Compared to last week, western Canadian feeder cattle prices were $2-$5 higher on average. Noted strength was in the 700-plus-lb. categories, which spilt over into the lighter calves. Quality groups of yearlings were limited and the scarcity fear factor had a grip on the market. The U.S. Department of Agriculture lowered its fourth-quarter beef production estimate on Tuesday’s WASDE report, which rejuvenated buying enthusiasm.
There is a fair amount of optimism for fed cattle prices over the winter period. Feedlots shrugged off the feed grain rally and the negative margin structure in the nearby positions. Ideas are that the corn market is overextending itself, with high good-to-excellent ratings on the weekly crop progress report. Timely rains are in the forecast, which should also enhance yield potential for feed barley.

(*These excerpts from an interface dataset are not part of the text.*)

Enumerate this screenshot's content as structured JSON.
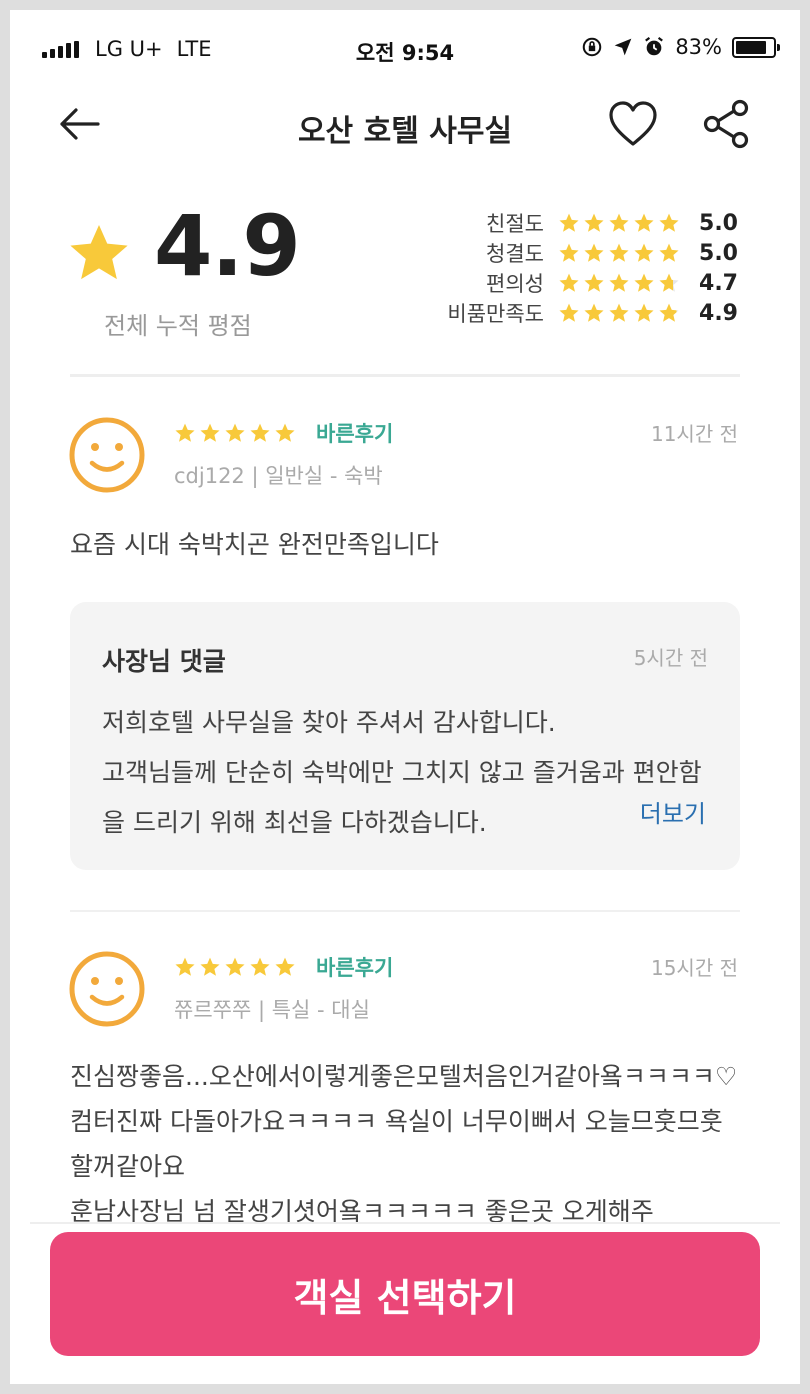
{
  "status_bar": {
    "carrier": "LG U+",
    "network": "LTE",
    "time": "오전 9:54",
    "battery": "83%",
    "battery_level": 0.83
  },
  "header": {
    "title": "오산 호텔 사무실",
    "back_icon": "arrow-left-icon",
    "favorite_icon": "heart-outline-icon",
    "share_icon": "share-icon"
  },
  "rating_summary": {
    "overall": "4.9",
    "overall_label": "전체 누적 평점",
    "categories": [
      {
        "name": "친절도",
        "value": "5.0",
        "rating": 5.0
      },
      {
        "name": "청결도",
        "value": "5.0",
        "rating": 5.0
      },
      {
        "name": "편의성",
        "value": "4.7",
        "rating": 4.7
      },
      {
        "name": "비품만족도",
        "value": "4.9",
        "rating": 4.9
      }
    ]
  },
  "reviews": [
    {
      "rating": 5,
      "badge": "바른후기",
      "time": "11시간 전",
      "user": "cdj122 | 일반실 - 숙박",
      "body": "요즘 시대 숙박치곤 완전만족입니다",
      "owner_reply": {
        "title": "사장님 댓글",
        "time": "5시간 전",
        "text": "저희호텔 사무실을 찾아 주셔서 감사합니다.\n고객님들께 단순히 숙박에만 그치지 않고 즐거움과 편안함을 드리기 위해 최선을 다하겠습니다.",
        "more_label": "더보기"
      }
    },
    {
      "rating": 5,
      "badge": "바른후기",
      "time": "15시간 전",
      "user": "쮸르쭈쭈 | 특실 - 대실",
      "body": "진심짱좋음...오산에서이렇게좋은모텔처음인거같아욬ㅋㅋㅋㅋ♡ 컴터진짜 다돌아가요ㅋㅋㅋㅋ 욕실이 너무이뻐서 오늘므훗므훗할꺼같아요\n훈남사장님 넘 잘생기셧어욬ㅋㅋㅋㅋㅋ 좋은곳 오게해주"
    }
  ],
  "cta": {
    "label": "객실 선택하기"
  },
  "colors": {
    "accent": "#eb4778",
    "star": "#f8c93a",
    "badge": "#3aa893",
    "avatar": "#f2a93b",
    "link": "#2a6fb0"
  }
}
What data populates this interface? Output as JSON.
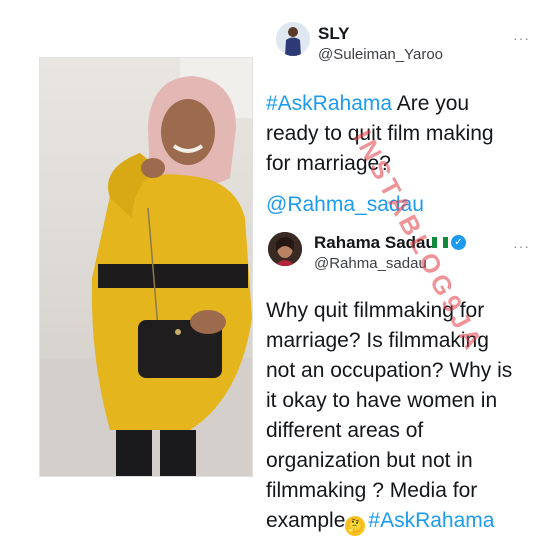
{
  "tweet1": {
    "name": "SLY",
    "handle": "@Suleiman_Yaroo",
    "more": "···",
    "hashtag": "#AskRahama",
    "line1_rest": " Are you",
    "line2": "ready to quit film making",
    "line3": "for marriage?",
    "mention": "@Rahma_sadau"
  },
  "tweet2": {
    "name": "Rahama Sadau",
    "handle": "@Rahma_sadau",
    "more": "···",
    "verified_icon": "✓",
    "lines": [
      "Why quit filmmaking for",
      "marriage? Is filmmaking",
      "not an occupation? Why is",
      "it okay to have women in",
      "different areas of",
      "organization but not in",
      "filmmaking ? Media for"
    ],
    "last_line_text": "example",
    "emoji": "thinking-face",
    "hashtag": "#AskRahama"
  },
  "watermark": "INSTABLOG9JA",
  "colors": {
    "link": "#1d9bf0",
    "text": "#14171a",
    "watermark": "#e03c46",
    "dress": "#e4b51c"
  }
}
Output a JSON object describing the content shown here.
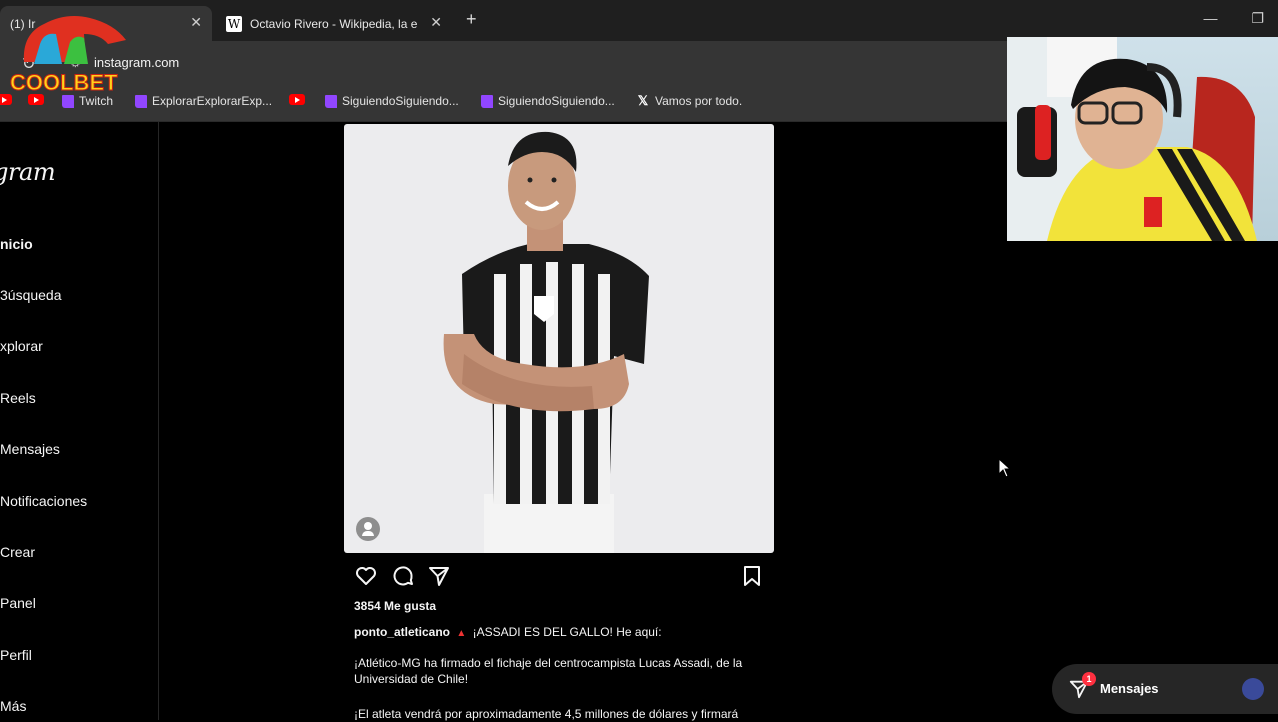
{
  "browser": {
    "tabs": [
      {
        "title": "(1) Ir",
        "active": true
      },
      {
        "title": "Octavio Rivero - Wikipedia, la e",
        "active": false
      }
    ],
    "new_tab": "+",
    "url": "instagram.com",
    "bookmarks": [
      {
        "label": "",
        "icon": "youtube-icon"
      },
      {
        "label": "",
        "icon": "youtube-icon"
      },
      {
        "label": "Twitch",
        "icon": "twitch-icon"
      },
      {
        "label": "ExplorarExplorarExp...",
        "icon": "twitch-icon"
      },
      {
        "label": "",
        "icon": "youtube-icon"
      },
      {
        "label": "SiguiendoSiguiendo...",
        "icon": "twitch-icon"
      },
      {
        "label": "SiguiendoSiguiendo...",
        "icon": "twitch-icon"
      },
      {
        "label": "Vamos por todo.",
        "icon": "x-icon"
      }
    ]
  },
  "sidebar": {
    "logo": "ıgram",
    "items": [
      {
        "label": "nicio",
        "bold": true
      },
      {
        "label": "3úsqueda"
      },
      {
        "label": "xplorar"
      },
      {
        "label": "Reels"
      },
      {
        "label": "Mensajes"
      },
      {
        "label": "Notificaciones"
      },
      {
        "label": "Crear"
      },
      {
        "label": "Panel"
      },
      {
        "label": "Perfil"
      },
      {
        "label": "Más"
      }
    ]
  },
  "post": {
    "likes": "3854 Me gusta",
    "username": "ponto_atleticano",
    "caption_first": "¡ASSADI ES DEL GALLO! He aquí:",
    "paragraph_1": "¡Atlético-MG ha firmado el fichaje del centrocampista Lucas Assadi, de la Universidad de Chile!",
    "paragraph_2": "¡El atleta vendrá por aproximadamente 4,5 millones de dólares y firmará"
  },
  "messages_pill": {
    "label": "Mensajes",
    "badge": "1"
  },
  "overlay": {
    "brand": "COOLBET"
  }
}
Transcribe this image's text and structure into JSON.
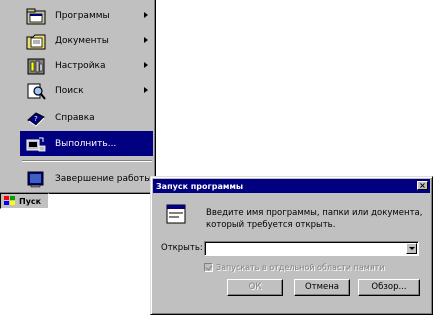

Larger-frame tan mixed steers with heavier flesh levels averaging 940 lbs. were quoted at $173 in central Alberta; mixed medium-frame fleshier heifers weighing 900 lbs. were valued at $152 in the same region. In southern Alberta, a small group of larger-frame Angus blended steers averaging 825 lbs. were quoted at $196 landed in the feedlot; the same buyer reported Simmental mixed heifers averaging 750 lbs. moving at $172.
Calves were quite variable across the Prairies. Alberta markets appeared to trade at a premium to Saskatchewan and Manitoba. Drier conditions over the past 30 days have dampened buying interest in the eastern Prairie markets. In central Saskatchewan, a small group of mixed red steers weighing 530 lbs. were quoted at $222; however, in central Alberta, mixed steers averaging 540 lbs. were valued at $226. A small group of Charolais blended steers averaging 525 lbs. were quoted at $229 landed in a southern Alberta feedlot.
U.S. feeder cattle prices were up $2-$5 on average compared to seven days earlier. It appears some areas of the U.S. received traces or no rainfall over the past week, which allowed feedlots to actively purchase replacements. The risk discount due to adverse wet weather may be evaporating.
— Jerry Klassen manages the Canadian office of Swiss-based grain trader GAP SA Grains and Produits Ltd. and is president and founder of Resilient Capital, specializing in proprietary commodity futures trading and market analysis. Jerry consults with feedlots on risk management and writes a weekly cattle market commentary. He can be reached at 204-504-8339 or via his website at ResilCapital.com.Tagged Beef Cattle, beef production, calves, cattle markets, cattle prices, fed cattle, feed barley, feed grain, feeder cattle, feedlots, heifers, steers